- What you need to do
Search the data for the string "your", and report each line where it is found.

Start of Block

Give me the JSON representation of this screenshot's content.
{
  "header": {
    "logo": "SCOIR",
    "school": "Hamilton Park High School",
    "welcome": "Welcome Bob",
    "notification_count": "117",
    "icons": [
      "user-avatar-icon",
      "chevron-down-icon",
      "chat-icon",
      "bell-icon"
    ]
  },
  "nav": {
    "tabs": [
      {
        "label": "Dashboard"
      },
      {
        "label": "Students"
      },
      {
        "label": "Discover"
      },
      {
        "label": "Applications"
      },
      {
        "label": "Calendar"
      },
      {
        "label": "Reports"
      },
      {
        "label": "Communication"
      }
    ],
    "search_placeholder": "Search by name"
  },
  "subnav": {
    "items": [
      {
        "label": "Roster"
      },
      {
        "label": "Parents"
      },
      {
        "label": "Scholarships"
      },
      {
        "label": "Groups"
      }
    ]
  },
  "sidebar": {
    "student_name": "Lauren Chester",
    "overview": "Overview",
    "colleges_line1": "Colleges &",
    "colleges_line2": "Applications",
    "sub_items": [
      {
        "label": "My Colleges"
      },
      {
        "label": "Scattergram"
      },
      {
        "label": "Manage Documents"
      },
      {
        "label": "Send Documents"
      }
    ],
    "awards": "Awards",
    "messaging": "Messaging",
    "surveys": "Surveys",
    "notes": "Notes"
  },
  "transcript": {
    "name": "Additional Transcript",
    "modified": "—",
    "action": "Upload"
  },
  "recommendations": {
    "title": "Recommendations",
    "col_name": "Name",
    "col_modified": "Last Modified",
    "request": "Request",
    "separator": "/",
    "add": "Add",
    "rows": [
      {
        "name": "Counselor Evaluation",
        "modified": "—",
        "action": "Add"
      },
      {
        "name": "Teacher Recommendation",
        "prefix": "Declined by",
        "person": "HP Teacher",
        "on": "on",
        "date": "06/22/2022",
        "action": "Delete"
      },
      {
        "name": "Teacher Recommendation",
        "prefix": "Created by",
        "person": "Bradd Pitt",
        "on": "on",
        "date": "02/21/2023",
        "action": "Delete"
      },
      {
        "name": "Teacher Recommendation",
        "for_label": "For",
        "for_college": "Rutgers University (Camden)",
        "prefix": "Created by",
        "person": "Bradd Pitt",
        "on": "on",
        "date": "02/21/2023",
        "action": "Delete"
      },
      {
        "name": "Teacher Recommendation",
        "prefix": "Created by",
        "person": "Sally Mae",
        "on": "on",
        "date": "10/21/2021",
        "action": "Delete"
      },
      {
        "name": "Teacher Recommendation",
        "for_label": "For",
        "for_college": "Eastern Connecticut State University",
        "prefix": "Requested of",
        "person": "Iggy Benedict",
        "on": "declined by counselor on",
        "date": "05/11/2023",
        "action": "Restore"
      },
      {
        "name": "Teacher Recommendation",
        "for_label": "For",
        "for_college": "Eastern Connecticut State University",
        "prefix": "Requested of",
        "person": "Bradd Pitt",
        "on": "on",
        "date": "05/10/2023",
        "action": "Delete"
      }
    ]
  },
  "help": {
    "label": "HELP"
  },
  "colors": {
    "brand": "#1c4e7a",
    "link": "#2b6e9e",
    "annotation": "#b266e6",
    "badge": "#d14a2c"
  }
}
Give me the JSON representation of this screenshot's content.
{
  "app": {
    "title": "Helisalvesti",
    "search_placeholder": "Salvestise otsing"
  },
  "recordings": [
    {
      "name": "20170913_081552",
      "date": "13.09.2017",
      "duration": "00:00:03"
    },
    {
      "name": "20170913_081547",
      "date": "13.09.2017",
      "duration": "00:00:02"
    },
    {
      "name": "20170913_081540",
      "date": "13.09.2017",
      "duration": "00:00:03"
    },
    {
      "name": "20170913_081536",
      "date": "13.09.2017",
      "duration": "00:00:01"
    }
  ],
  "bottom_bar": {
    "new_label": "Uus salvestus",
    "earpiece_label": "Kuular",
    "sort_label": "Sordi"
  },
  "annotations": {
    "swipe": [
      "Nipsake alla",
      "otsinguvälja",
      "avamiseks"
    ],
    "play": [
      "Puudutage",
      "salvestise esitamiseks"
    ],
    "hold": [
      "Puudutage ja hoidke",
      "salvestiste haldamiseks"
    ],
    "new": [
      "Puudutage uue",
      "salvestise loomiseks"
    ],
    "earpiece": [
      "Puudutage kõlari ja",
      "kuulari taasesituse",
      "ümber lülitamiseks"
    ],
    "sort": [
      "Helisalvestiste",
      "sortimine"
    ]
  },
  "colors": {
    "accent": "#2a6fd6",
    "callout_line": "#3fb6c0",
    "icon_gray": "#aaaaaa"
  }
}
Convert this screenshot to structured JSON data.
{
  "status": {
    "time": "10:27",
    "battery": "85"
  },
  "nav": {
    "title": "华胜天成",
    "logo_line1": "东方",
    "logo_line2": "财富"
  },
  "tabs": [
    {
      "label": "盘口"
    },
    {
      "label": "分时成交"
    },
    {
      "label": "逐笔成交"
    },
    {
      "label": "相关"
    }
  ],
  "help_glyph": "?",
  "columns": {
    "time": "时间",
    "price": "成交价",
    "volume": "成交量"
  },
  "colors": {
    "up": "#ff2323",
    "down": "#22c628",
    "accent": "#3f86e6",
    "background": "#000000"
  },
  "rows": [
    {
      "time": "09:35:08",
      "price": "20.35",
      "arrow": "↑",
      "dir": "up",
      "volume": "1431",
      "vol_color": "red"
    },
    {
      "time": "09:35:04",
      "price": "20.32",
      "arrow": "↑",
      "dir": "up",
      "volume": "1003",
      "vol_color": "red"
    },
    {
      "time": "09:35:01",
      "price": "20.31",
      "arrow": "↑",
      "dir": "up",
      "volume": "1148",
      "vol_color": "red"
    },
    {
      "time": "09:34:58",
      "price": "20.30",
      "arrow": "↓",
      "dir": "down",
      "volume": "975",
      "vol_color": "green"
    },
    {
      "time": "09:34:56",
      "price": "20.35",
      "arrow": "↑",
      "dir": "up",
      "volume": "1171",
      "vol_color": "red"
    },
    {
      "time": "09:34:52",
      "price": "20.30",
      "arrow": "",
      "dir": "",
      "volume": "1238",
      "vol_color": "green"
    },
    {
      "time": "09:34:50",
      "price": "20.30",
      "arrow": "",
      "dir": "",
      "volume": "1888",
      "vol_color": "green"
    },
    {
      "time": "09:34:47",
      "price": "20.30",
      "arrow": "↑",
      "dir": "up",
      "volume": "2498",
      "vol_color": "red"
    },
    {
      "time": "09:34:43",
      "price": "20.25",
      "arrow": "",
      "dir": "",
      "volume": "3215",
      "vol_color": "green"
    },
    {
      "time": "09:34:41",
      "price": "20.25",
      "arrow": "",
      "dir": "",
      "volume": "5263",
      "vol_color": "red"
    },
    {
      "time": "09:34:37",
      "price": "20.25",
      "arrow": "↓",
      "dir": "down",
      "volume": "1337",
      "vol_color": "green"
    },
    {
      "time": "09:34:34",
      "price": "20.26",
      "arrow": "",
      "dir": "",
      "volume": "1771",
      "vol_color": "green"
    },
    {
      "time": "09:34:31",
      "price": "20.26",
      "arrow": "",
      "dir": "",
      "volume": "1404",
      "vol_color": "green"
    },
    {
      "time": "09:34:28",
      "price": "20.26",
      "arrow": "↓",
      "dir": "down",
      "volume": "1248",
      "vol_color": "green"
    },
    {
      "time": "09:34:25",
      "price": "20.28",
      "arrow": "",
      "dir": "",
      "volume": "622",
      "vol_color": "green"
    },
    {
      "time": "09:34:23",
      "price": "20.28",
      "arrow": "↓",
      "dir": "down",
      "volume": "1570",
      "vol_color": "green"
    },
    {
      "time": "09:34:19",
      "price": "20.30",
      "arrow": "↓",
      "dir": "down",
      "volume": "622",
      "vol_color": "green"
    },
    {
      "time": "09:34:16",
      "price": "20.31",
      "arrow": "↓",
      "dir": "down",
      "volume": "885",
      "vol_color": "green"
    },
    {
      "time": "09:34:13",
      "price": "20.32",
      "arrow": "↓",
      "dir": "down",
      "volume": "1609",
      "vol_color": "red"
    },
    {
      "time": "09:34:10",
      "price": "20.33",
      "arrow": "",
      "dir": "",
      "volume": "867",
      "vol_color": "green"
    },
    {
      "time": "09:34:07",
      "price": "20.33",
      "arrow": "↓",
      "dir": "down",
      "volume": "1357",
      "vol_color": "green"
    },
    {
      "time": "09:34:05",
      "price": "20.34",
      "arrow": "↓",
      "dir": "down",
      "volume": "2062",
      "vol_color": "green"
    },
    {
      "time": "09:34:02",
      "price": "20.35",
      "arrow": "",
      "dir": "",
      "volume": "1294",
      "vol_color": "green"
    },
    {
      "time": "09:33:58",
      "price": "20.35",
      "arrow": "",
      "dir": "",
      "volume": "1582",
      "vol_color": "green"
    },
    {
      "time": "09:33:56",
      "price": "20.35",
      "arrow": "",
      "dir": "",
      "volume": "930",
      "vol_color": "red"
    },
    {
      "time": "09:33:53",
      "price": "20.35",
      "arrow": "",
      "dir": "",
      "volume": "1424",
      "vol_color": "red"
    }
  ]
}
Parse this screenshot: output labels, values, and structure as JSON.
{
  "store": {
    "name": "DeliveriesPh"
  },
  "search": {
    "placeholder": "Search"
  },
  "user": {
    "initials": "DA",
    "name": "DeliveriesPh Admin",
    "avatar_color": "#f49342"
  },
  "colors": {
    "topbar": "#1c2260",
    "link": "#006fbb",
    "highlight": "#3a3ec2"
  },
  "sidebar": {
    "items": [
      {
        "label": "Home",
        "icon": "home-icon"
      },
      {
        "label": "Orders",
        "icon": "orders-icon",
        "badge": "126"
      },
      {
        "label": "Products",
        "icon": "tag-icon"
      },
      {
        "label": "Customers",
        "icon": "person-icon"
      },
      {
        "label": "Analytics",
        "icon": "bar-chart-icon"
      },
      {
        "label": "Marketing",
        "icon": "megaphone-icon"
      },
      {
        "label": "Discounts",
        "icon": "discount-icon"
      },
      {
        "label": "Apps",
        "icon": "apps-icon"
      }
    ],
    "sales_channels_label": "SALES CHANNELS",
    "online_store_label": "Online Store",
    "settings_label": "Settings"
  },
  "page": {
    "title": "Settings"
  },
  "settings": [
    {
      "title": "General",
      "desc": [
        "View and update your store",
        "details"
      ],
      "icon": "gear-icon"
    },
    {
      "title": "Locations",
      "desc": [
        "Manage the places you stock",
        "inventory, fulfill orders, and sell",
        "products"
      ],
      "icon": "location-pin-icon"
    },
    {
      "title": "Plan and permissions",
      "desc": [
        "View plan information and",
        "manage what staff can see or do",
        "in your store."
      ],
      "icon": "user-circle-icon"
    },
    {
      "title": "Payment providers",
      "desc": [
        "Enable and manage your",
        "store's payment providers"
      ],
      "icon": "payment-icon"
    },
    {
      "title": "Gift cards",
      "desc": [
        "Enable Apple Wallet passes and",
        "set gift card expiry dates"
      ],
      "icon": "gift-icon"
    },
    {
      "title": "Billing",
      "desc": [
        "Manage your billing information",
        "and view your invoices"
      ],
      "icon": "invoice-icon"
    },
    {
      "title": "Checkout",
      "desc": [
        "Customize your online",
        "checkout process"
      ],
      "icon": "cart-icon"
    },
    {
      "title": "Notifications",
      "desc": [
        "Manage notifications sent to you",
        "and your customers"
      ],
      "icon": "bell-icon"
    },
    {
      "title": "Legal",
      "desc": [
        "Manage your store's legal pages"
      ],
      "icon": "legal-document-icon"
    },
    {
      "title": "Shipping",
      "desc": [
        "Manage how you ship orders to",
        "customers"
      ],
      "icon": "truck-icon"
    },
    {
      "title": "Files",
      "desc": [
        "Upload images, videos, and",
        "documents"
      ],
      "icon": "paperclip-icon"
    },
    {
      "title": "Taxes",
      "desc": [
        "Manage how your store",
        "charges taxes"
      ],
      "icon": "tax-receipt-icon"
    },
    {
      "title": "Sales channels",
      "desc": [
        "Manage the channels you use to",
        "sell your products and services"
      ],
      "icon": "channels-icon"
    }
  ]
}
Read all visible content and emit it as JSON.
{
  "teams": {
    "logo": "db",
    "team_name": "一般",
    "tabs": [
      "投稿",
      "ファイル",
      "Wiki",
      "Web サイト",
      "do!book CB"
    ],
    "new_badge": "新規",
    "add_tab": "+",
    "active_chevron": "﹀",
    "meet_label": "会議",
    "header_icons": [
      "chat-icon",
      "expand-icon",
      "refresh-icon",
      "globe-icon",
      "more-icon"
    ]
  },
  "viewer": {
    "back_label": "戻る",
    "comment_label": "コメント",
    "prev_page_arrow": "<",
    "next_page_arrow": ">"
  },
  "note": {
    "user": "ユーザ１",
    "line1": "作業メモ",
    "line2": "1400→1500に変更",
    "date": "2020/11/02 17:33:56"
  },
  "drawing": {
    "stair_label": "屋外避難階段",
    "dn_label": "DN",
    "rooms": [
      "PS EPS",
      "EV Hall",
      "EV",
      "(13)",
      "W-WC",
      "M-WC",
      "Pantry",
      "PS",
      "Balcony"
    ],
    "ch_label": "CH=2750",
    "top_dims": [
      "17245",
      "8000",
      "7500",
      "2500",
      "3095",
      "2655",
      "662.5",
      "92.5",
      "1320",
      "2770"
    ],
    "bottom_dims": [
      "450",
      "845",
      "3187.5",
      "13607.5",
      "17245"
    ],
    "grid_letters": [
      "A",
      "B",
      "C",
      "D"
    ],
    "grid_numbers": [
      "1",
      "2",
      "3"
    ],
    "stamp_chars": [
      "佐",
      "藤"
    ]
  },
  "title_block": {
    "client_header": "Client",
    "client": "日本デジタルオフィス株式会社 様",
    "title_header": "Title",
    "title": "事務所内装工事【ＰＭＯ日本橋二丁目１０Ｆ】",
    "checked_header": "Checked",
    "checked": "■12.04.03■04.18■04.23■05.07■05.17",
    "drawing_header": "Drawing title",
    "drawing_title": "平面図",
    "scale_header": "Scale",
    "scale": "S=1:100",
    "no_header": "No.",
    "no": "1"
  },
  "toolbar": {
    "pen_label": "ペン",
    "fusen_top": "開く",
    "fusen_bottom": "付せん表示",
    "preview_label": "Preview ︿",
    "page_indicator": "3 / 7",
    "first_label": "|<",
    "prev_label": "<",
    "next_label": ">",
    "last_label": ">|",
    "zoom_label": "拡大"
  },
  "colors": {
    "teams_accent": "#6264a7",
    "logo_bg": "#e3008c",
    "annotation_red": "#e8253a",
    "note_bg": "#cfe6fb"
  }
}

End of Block

- Problem solution
        "View and update your store",
        "in your store."
        "Enable and manage your",
        "Manage your billing information",
        "and view your invoices"
        "Customize your online",
        "and your customers"
        "Manage your store's legal pages"
        "Manage how your store",
        "sell your products and services"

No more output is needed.